    • By the way, I corrected the posting to actually reflect where my sister lives…I’m not sure what I was thinking when I originally wrote it. But as you know…Palmer or Wasilla…it’s all the Mat-Su Valley. All very beautiful.

      • I’m actually reading your blog for your information about Belize since I will be there later this year. Your family will be a great resource for information.

      • If you have any questions about Belize that you don’t find on this site, let me know. If don’t have the answer I can probably point you to someone that does. You will love it there.

    • Short Answer (what I carry today): Nikon D3100 w/Nikkor 18-200 street lens and Benro A-0690 tripod. And, an Olympus Stylus Tough 8010.
      Long Answer: Most of my photos taken after spring 2011 are taken with a Nikon D3100. And, the underwater (or rainy day) photos I take now are with an Olympus Stylus Tough-8010. Previous to purchasing these cameras I used a wide variety of point-and-shoot. The pictures in this post were taken with a Kodak DX7590 (had it for years)…I don’t use this one anymore. The first time I went to Belize (in 2010) I had the Olympus and a Panasonic point-and-shoot backup, but the Panasonic is pretty much retired now that I have the Nikon and Olympus. I bought the street lens so that I wouldn’t constantly be changing lenses (previously the camera came with an 18-55 and a 55-200). My tripod works for now, but eventually I might want to get something even more compact and/or lightweight.
      By the way, I can’t comment on your blog…something is not right about my WordPress credentials and I haven’t had time to figure it out. For your street photo of Caye Caulker and the photo the San Ignacio market it looks like you are doing some interesting post production work. Can you briefly explain how you made them look like paintings?

  2. I think you should drive! I think you should take full advantage of this opportunity and spend as much time up there as possible and bring your dogs! Spend good time with your family and do as much sightseeing as possible!

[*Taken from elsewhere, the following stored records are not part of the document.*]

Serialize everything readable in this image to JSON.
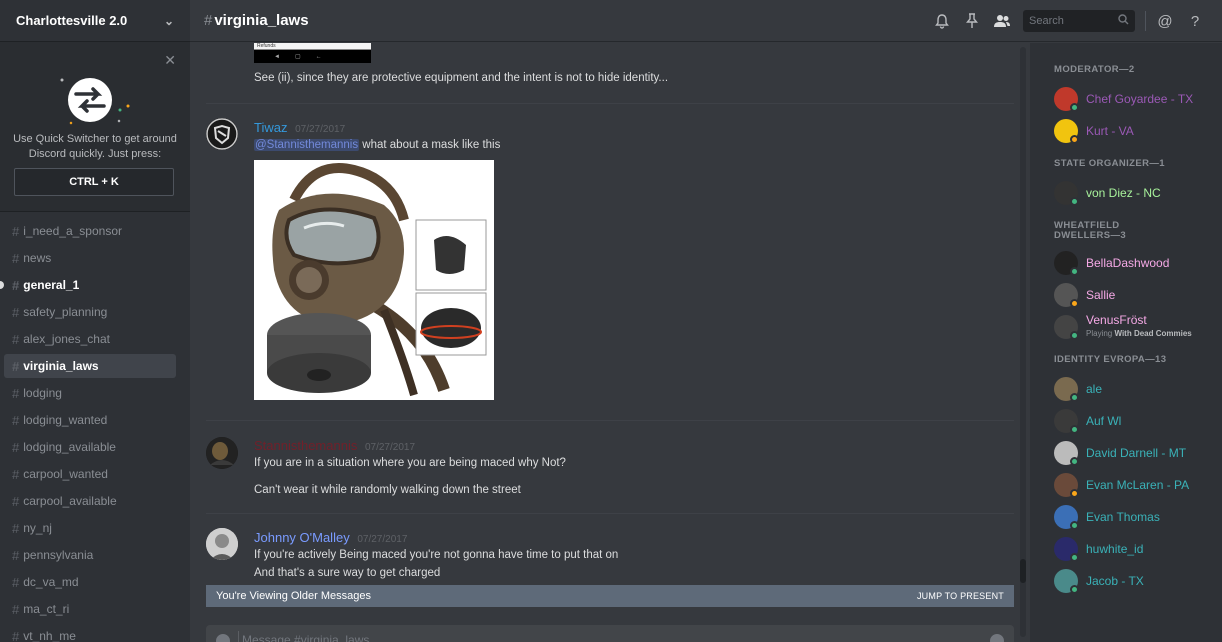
{
  "server": {
    "name": "Charlottesville 2.0"
  },
  "quick_switcher": {
    "text_line1": "Use Quick Switcher to get around",
    "text_line2": "Discord quickly. Just press:",
    "shortcut": "CTRL + K"
  },
  "channels": [
    {
      "name": "i_need_a_sponsor",
      "state": "normal"
    },
    {
      "name": "news",
      "state": "normal"
    },
    {
      "name": "general_1",
      "state": "unread"
    },
    {
      "name": "safety_planning",
      "state": "normal"
    },
    {
      "name": "alex_jones_chat",
      "state": "normal"
    },
    {
      "name": "virginia_laws",
      "state": "active"
    },
    {
      "name": "lodging",
      "state": "normal"
    },
    {
      "name": "lodging_wanted",
      "state": "normal"
    },
    {
      "name": "lodging_available",
      "state": "normal"
    },
    {
      "name": "carpool_wanted",
      "state": "normal"
    },
    {
      "name": "carpool_available",
      "state": "normal"
    },
    {
      "name": "ny_nj",
      "state": "normal"
    },
    {
      "name": "pennsylvania",
      "state": "normal"
    },
    {
      "name": "dc_va_md",
      "state": "normal"
    },
    {
      "name": "ma_ct_ri",
      "state": "normal"
    },
    {
      "name": "vt_nh_me",
      "state": "normal"
    }
  ],
  "header": {
    "hash": "#",
    "channel": "virginia_laws",
    "search_placeholder": "Search"
  },
  "messages": {
    "top_text": "See (ii), since they are protective equipment and the intent is not to hide identity...",
    "m1": {
      "author": "Tiwaz",
      "author_color": "#3498db",
      "time": "07/27/2017",
      "mention": "@Stannisthemannis",
      "text": " what about a mask like this"
    },
    "m2": {
      "author": "Stannisthemannis",
      "author_color": "#71202a",
      "time": "07/27/2017",
      "line1": "If you are in a situation where you are being maced why Not?",
      "line2": "Can't wear it while randomly walking down the street"
    },
    "m3": {
      "author": "Johnny O'Malley",
      "author_color": "#7a9bff",
      "time": "07/27/2017",
      "line1": "If you're actively Being maced you're not gonna have time to put that on",
      "line2": "And that's a sure way to get charged"
    }
  },
  "older_bar": {
    "label": "You're Viewing Older Messages",
    "jump": "JUMP TO PRESENT"
  },
  "composer": {
    "placeholder": "Message #virginia_laws"
  },
  "member_list": {
    "roles": [
      {
        "title": "MODERATOR—2",
        "members": [
          {
            "name": "Chef Goyardee - TX",
            "color": "#9b59b6",
            "status": "online"
          },
          {
            "name": "Kurt - VA",
            "color": "#9b59b6",
            "status": "idle"
          }
        ]
      },
      {
        "title": "STATE ORGANIZER—1",
        "members": [
          {
            "name": "von Diez - NC",
            "color": "#a8f29b",
            "status": "online"
          }
        ]
      },
      {
        "title_line1": "WHEATFIELD",
        "title_line2": "DWELLERS—3",
        "members": [
          {
            "name": "BellaDashwood",
            "color": "#f5a9e6",
            "status": "online"
          },
          {
            "name": "Sallie",
            "color": "#f5a9e6",
            "status": "idle"
          },
          {
            "name": "VenusFröst",
            "color": "#f5a9e6",
            "status": "online",
            "playing_prefix": "Playing ",
            "playing_game": "With Dead Commies"
          }
        ]
      },
      {
        "title": "IDENTITY EVROPA—13",
        "members": [
          {
            "name": "ale",
            "color": "#3ab2b8",
            "status": "online"
          },
          {
            "name": "Auf Wl",
            "color": "#3ab2b8",
            "status": "online"
          },
          {
            "name": "David Darnell - MT",
            "color": "#3ab2b8",
            "status": "online"
          },
          {
            "name": "Evan McLaren - PA",
            "color": "#3ab2b8",
            "status": "idle"
          },
          {
            "name": "Evan Thomas",
            "color": "#3ab2b8",
            "status": "online"
          },
          {
            "name": "huwhite_id",
            "color": "#3ab2b8",
            "status": "online"
          },
          {
            "name": "Jacob - TX",
            "color": "#3ab2b8",
            "status": "online"
          }
        ]
      }
    ]
  },
  "colors": {
    "online": "#43b581",
    "idle": "#faa61a"
  }
}
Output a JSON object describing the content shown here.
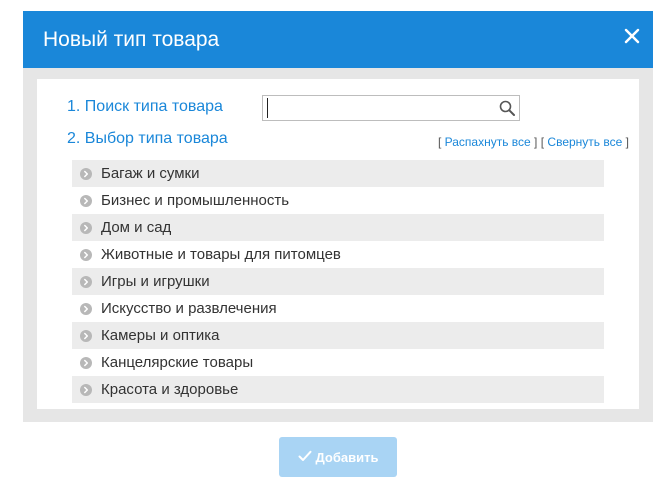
{
  "dialog": {
    "title": "Новый тип товара",
    "close_icon": "close-icon"
  },
  "steps": {
    "search_label": "1. Поиск типа товара",
    "select_label": "2. Выбор типа товара"
  },
  "search": {
    "value": "",
    "placeholder": "",
    "icon": "search-icon"
  },
  "tree_controls": {
    "open_bracket_1": "[",
    "expand_all": "Распахнуть все",
    "close_bracket_1": "]",
    "open_bracket_2": "[",
    "collapse_all": "Свернуть все",
    "close_bracket_2": "]"
  },
  "categories": [
    {
      "label": "Багаж и сумки"
    },
    {
      "label": "Бизнес и промышленность"
    },
    {
      "label": "Дом и сад"
    },
    {
      "label": "Животные и товары для питомцев"
    },
    {
      "label": "Игры и игрушки"
    },
    {
      "label": "Искусство и развлечения"
    },
    {
      "label": "Камеры и оптика"
    },
    {
      "label": "Канцелярские товары"
    },
    {
      "label": "Красота и здоровье"
    }
  ],
  "footer": {
    "add_label": "Добавить",
    "add_icon": "check-icon"
  },
  "colors": {
    "header": "#1a87d9",
    "accent": "#1a87d9",
    "button_disabled": "#a9d4f4",
    "row_stripe": "#ececec"
  }
}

    • Thanks. I agree. I’ve already asked for the extra time off work. My fingers are crossed.